I understand the critics who say that old-fashioned runoffs second-round elections held a few weeks after the general are more fair and allow for excitement, like Tom Ammiano vs. Willie Brown in 1999 and Matt Gonzalez vs. Gavin Newsom in 2003. But they also create a problem, particularly when one side has a lot more money than the other.
Downtown had almost endless resources to try to defeat Eric Mar, David Chiu, and John Avalos. The Democratic Party, thanks to the progressive takeover this summer, was supporting the three progressives, as was labor, the Sierra Club, and the Tenants Union. And while party chair Aaron Peskin raised a sizeable sum for slate cards and labor spent cash on organizing efforts, that was dwarfed by the landlords and developers.
Mar, Chiu, and Avalos had the advantage of a high-turnout election. If they'd been forced to run again three weeks later, downtown would have again dumped hundreds of thousands of dollars into the races and at some point, the good guys would run out of money. Plus, RCV gave the candidates an incentive to make alliances.

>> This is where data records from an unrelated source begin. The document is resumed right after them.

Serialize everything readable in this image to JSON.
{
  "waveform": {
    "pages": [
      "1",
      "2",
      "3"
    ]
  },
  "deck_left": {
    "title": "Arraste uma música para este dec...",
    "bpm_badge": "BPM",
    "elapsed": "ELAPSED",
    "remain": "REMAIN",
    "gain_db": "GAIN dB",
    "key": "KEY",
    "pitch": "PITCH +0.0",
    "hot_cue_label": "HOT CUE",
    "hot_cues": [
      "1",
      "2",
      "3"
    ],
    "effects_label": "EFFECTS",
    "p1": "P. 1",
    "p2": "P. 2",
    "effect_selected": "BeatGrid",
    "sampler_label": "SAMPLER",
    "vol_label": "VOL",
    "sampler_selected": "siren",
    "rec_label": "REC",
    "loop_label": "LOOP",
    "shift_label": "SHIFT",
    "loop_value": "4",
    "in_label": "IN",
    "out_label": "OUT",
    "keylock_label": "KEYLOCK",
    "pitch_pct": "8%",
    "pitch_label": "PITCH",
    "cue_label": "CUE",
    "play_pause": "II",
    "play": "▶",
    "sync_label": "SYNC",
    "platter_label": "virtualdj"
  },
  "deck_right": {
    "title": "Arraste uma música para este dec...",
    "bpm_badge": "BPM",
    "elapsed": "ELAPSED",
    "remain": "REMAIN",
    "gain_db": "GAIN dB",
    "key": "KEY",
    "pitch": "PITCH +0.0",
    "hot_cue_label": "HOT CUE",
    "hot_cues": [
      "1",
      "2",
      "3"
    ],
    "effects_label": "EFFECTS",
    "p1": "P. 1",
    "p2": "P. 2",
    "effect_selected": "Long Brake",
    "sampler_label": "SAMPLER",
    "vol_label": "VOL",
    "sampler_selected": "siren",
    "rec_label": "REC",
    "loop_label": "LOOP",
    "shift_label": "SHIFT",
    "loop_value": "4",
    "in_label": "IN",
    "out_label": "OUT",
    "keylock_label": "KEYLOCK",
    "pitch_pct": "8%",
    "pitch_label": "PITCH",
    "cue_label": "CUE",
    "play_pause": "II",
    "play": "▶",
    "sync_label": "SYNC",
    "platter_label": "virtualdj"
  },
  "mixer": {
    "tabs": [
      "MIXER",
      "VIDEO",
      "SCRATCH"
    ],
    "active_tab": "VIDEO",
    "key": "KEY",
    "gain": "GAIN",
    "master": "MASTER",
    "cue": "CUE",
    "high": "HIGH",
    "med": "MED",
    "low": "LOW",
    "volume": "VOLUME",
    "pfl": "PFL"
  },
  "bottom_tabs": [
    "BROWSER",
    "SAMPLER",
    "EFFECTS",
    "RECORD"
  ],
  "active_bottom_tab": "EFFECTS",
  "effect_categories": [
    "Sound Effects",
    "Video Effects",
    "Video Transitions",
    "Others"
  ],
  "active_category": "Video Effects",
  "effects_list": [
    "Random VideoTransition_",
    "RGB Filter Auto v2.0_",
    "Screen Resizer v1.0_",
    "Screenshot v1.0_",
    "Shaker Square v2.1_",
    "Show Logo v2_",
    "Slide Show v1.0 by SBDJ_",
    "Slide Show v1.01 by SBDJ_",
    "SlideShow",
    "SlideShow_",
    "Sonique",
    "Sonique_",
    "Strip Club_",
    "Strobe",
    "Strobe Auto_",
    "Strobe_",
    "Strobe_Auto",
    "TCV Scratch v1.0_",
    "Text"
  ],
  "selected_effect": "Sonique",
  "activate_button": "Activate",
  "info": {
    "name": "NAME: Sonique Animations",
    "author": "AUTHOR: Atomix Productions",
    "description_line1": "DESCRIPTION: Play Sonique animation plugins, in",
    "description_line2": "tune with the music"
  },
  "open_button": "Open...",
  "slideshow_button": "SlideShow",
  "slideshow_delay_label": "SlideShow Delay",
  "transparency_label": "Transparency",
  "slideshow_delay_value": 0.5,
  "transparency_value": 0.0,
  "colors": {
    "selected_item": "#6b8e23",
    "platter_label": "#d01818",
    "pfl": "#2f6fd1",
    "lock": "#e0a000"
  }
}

Not a perfect system, but better, I think, than the obvious alternative.